CMS had proposed to require that a copy of the application submitted to the AMA’s CPT Editorial Panel for a new technology service be provided to CMS for its review of a New Technology APC request.  The final rule does not adopt the proposal.  Instead, CMS plans to seek further comment from device manufacturers, hospitals, and other stakeholders on this and other options for incorporating new technologies in the outpatient payment system.


“CMS is committed to providing more rapid access to effective new technologies,” said Dr. McClellan.  “At the same time, the hospitals that use these technologies need a consistent way of billing and being paid for them.  We will be working with the device and hospital industries to remove any unreasonable barriers to the fast introduction of effective technologies into the outpatient setting.”


In addition, CMS had identified 11 families of imaging procedures, based on the type of imaging modality used and contiguous body area, where a multiple procedure discounting policy would apply.  In response to comments suggesting that payment for these procedures already reflects the efficiencies available when multiple procedures are performed, CMS has decided not to finalize this policy for 2006, and will study it further.


Also, CMS is deferring its proposal to implement new codes in 2006 to collect data on drug overhead costs after hospitals vigorously objected to what they claimed would have been an excessively burdensome and costly requirement.


The final rule sets the outlier threshold at $1,250 for 2006.  Outlier payments are intended to partially compensate hospitals for certain high cost services.  To be eligible for an outlier payment, the estimated costs for a service must be greater than 1.75 times the payment amount for the APC and greater than the APC payment amount plus the outlier threshold.


The changes to the payment rates and increased volume of services contribute to an overall increase in projected payments to over 4,200 hospitals for Medicare outpatient services of $27.6 billion in 2006 compared to projected payments of $26.2 billion in 2005, an increase of 5.2 percent.
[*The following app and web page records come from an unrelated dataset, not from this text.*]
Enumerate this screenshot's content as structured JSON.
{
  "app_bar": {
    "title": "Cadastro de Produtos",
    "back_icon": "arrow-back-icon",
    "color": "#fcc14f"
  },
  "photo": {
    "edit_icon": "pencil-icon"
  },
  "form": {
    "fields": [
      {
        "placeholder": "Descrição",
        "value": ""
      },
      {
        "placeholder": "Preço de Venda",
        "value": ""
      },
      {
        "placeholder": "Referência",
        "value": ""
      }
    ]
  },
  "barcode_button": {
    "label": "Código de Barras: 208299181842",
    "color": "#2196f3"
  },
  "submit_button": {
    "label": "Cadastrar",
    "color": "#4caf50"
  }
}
The final rule will be effective for hospital outpatient services furnished on or after January 1, 2006.


Note: For more information, visit the CMS Website at: